The signs – known officially as Rural Intersection Activated Warning Signs (RIAWS) – are located at the State Highway 1/10 intersection at Pakaraka and at the State Highway 10/11 intersection at Puketona. They became operational today (Friday, 11 October).

“Both intersections are high risk with a poor crash history,” says the Transport Agency’s State Highway Manager, Tommy Parker. “The signs are activated when a vehicle is about to make a turn at the intersection. They are designed to help alert drivers of other vehicles and to encourage them to reduce their speeds when a potential collision situation exists.”

In the 10 years since 2003, there have been 10 injury crashes at the SH1/10 intersection. Five people have been seriously injured, and 16 suffered minor injuries.

At the SH10/11 intersection, there were 15 injury-related crashes in the 10 years since 2003. One person has been killed, one seriously injured, and 28 suffered minor injuries.        

Two different sets of signs will be used in the Pakaraka and Puketona trials.  Both sets are fitted with LED lighting, activated automatically when vehicles approach an intersection to make a turn.  One set will flash a “slow down” warning to drivers, and the second will flash a “70kph” alert to drivers.

The two sets of signs will be monitored to see if one is more effective than the other. During the trial, the signs will be swapped between the two locations.

Mr Parker says vehicle-activated signs to make high-risk rural intersections safer are a key objective of the Transport Agency’s Safer Journeys strategy, which aims to create a road system in New Zealand free of fatalities and serious injury.

“The signs help deliver two important safety benefits - one is to alert drivers that another vehicle is approaching an intersection, and the other is to lower speeds and reduce the severity of any crashes that do occur at those intersections.
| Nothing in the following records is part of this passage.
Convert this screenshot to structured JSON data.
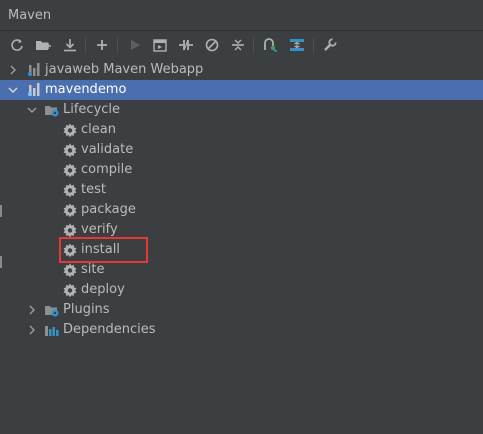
{
  "window": {
    "title": "Maven"
  },
  "toolbar": {
    "buttons": [
      {
        "name": "reload-icon",
        "enabled": true
      },
      {
        "name": "add-maven-project-icon",
        "enabled": true
      },
      {
        "name": "download-sources-icon",
        "enabled": true
      },
      {
        "name": "add-icon",
        "enabled": true
      },
      {
        "name": "run-icon",
        "enabled": false
      },
      {
        "name": "execute-goal-icon",
        "enabled": true
      },
      {
        "name": "toggle-offline-icon",
        "enabled": true
      },
      {
        "name": "skip-tests-icon",
        "enabled": true
      },
      {
        "name": "collapse-all-icon",
        "enabled": true
      },
      {
        "name": "show-dependencies-icon",
        "enabled": true
      },
      {
        "name": "expand-all-icon",
        "enabled": true
      },
      {
        "name": "settings-wrench-icon",
        "enabled": true
      }
    ]
  },
  "tree": {
    "projects": [
      {
        "label": "javaweb Maven Webapp",
        "expanded": false,
        "selected": false
      },
      {
        "label": "mavendemo",
        "expanded": true,
        "selected": true
      }
    ],
    "lifecycle": {
      "label": "Lifecycle",
      "goals": [
        "clean",
        "validate",
        "compile",
        "test",
        "package",
        "verify",
        "install",
        "site",
        "deploy"
      ]
    },
    "plugins": {
      "label": "Plugins"
    },
    "dependencies": {
      "label": "Dependencies"
    }
  },
  "colors": {
    "background": "#3c3f41",
    "selection": "#4b6eaf",
    "text": "#bbbbbb",
    "highlight_box": "#e53935"
  },
  "annotation": {
    "highlighted_goal": "install"
  }
}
“A large number of intersection crashes on the open highway involve crossing or turning crashes between two vehicles, and we know that the risk of a fatality or serious injury for side impact crashes increases significantly at speeds above 50kph.

“To create safer intersections at rural locations like Puketona and Pakaraka, travel speeds should be no more than 70kph which would drop even lower if a driver brakes. “

Mr Parker says the reduced 70kph speed limit will only apply when the signs are activated, otherwise the open speed limit of 100kph will continue to apply.

The trial will continue for two years to assess the impact the signs have on safety at the two intersections.  After this time, they will continue to be used if the trial is successful.

Rural Intersection Activated Warning Signs are also being tested in Manawatu, Canterbury and Southland.